- Source data:

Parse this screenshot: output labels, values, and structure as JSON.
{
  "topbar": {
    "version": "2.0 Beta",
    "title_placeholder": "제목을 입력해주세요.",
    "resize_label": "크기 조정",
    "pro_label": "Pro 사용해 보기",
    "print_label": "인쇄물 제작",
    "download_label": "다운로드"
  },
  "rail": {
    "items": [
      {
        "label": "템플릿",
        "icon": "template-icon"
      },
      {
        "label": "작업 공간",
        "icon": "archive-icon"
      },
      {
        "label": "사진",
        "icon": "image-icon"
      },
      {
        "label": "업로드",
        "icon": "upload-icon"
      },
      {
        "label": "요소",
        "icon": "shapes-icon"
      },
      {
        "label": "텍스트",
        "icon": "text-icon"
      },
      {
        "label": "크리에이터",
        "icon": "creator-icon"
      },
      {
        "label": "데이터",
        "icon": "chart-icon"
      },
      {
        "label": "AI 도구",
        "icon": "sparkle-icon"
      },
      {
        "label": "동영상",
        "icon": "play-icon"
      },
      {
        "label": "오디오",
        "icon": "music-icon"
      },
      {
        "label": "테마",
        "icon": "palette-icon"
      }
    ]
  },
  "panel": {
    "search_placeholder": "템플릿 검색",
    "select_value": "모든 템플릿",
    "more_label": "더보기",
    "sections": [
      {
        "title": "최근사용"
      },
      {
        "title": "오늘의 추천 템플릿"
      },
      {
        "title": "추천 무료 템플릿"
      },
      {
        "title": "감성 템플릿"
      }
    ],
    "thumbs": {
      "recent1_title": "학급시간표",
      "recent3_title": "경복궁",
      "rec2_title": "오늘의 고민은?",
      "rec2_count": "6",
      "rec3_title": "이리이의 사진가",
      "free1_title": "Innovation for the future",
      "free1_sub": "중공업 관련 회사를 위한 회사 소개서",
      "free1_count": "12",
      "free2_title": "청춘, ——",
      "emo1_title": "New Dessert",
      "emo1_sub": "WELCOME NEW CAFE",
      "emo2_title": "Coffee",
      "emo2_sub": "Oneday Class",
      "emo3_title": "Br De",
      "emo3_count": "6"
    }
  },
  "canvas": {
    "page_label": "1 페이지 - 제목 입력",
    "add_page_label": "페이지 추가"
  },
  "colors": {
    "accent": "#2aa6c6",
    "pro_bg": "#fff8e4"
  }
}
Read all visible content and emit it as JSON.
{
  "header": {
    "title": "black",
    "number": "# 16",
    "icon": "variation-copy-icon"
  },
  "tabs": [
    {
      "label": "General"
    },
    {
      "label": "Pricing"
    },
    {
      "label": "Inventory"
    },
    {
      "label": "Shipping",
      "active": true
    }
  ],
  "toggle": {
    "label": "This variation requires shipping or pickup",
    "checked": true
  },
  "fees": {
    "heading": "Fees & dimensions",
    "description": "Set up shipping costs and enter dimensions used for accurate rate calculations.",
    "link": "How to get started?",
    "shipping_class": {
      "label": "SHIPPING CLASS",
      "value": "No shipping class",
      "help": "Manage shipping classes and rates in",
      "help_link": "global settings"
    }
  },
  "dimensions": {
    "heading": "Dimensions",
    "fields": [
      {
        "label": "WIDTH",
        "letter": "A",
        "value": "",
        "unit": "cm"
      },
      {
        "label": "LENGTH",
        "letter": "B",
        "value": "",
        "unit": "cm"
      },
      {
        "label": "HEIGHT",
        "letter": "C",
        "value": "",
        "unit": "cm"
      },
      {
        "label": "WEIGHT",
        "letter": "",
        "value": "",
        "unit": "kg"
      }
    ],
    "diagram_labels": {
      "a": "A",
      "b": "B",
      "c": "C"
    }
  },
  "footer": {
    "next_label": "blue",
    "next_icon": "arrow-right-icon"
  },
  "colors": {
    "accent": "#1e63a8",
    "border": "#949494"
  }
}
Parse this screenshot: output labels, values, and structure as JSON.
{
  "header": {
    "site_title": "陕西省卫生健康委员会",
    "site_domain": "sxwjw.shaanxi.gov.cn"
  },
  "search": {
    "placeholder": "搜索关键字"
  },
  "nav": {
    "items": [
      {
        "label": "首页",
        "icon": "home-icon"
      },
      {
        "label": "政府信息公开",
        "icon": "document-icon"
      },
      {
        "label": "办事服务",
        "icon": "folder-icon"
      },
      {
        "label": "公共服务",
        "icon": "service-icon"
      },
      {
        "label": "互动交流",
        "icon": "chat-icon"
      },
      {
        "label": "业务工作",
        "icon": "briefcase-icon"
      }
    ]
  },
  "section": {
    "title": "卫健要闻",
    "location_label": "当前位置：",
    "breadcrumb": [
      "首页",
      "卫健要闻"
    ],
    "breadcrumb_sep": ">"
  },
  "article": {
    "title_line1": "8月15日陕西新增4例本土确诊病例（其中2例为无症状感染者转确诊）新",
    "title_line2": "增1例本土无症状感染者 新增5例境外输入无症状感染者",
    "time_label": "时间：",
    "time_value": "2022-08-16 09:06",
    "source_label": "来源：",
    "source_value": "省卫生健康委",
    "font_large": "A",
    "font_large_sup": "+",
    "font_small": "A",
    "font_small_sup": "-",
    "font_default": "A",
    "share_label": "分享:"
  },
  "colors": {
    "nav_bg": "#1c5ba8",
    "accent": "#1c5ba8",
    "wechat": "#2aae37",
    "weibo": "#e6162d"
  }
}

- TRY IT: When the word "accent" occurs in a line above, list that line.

- SOLUTION FOR THIS EXERCISE:
    "accent": "#2aa6c6",
    "accent": "#1e63a8",
    "accent": "#1c5ba8",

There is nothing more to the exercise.